[Entries from a dataset of interfaces]

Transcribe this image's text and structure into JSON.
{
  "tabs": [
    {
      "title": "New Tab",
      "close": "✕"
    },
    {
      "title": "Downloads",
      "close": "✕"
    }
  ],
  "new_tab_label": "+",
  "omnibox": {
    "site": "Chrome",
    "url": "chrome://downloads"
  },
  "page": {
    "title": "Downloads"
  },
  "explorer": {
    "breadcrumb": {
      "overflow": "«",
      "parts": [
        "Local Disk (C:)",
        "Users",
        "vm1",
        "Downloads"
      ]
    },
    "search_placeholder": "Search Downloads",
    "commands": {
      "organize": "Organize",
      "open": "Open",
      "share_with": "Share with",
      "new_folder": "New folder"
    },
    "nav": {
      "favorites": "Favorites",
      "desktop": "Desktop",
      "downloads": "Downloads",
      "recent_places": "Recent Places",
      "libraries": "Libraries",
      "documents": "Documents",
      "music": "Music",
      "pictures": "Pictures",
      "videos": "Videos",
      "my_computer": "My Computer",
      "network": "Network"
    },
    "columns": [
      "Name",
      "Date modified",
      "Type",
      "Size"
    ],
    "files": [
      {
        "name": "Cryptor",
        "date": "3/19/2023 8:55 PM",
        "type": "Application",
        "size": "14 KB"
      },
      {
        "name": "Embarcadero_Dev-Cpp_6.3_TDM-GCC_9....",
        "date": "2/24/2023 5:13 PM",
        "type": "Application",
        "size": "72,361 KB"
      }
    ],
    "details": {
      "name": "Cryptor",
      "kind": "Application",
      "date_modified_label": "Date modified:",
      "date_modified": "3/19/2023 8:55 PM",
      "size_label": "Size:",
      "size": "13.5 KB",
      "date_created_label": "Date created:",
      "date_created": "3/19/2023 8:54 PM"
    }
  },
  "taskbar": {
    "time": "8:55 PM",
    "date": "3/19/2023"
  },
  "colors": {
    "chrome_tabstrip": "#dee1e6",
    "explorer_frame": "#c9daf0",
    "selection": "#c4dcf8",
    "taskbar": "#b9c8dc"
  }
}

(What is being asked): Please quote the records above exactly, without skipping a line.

(Problem solution):
Transcribe this image's text and structure into JSON.
{
  "tabs": [
    {
      "title": "New Tab",
      "close": "✕"
    },
    {
      "title": "Downloads",
      "close": "✕"
    }
  ],
  "new_tab_label": "+",
  "omnibox": {
    "site": "Chrome",
    "url": "chrome://downloads"
  },
  "page": {
    "title": "Downloads"
  },
  "explorer": {
    "breadcrumb": {
      "overflow": "«",
      "parts": [
        "Local Disk (C:)",
        "Users",
        "vm1",
        "Downloads"
      ]
    },
    "search_placeholder": "Search Downloads",
    "commands": {
      "organize": "Organize",
      "open": "Open",
      "share_with": "Share with",
      "new_folder": "New folder"
    },
    "nav": {
      "favorites": "Favorites",
      "desktop": "Desktop",
      "downloads": "Downloads",
      "recent_places": "Recent Places",
      "libraries": "Libraries",
      "documents": "Documents",
      "music": "Music",
      "pictures": "Pictures",
      "videos": "Videos",
      "my_computer": "My Computer",
      "network": "Network"
    },
    "columns": [
      "Name",
      "Date modified",
      "Type",
      "Size"
    ],
    "files": [
      {
        "name": "Cryptor",
        "date": "3/19/2023 8:55 PM",
        "type": "Application",
        "size": "14 KB"
      },
      {
        "name": "Embarcadero_Dev-Cpp_6.3_TDM-GCC_9....",
        "date": "2/24/2023 5:13 PM",
        "type": "Application",
        "size": "72,361 KB"
      }
    ],
    "details": {
      "name": "Cryptor",
      "kind": "Application",
      "date_modified_label": "Date modified:",
      "date_modified": "3/19/2023 8:55 PM",
      "size_label": "Size:",
      "size": "13.5 KB",
      "date_created_label": "Date created:",
      "date_created": "3/19/2023 8:54 PM"
    }
  },
  "taskbar": {
    "time": "8:55 PM",
    "date": "3/19/2023"
  },
  "colors": {
    "chrome_tabstrip": "#dee1e6",
    "explorer_frame": "#c9daf0",
    "selection": "#c4dcf8",
    "taskbar": "#b9c8dc"
  }
}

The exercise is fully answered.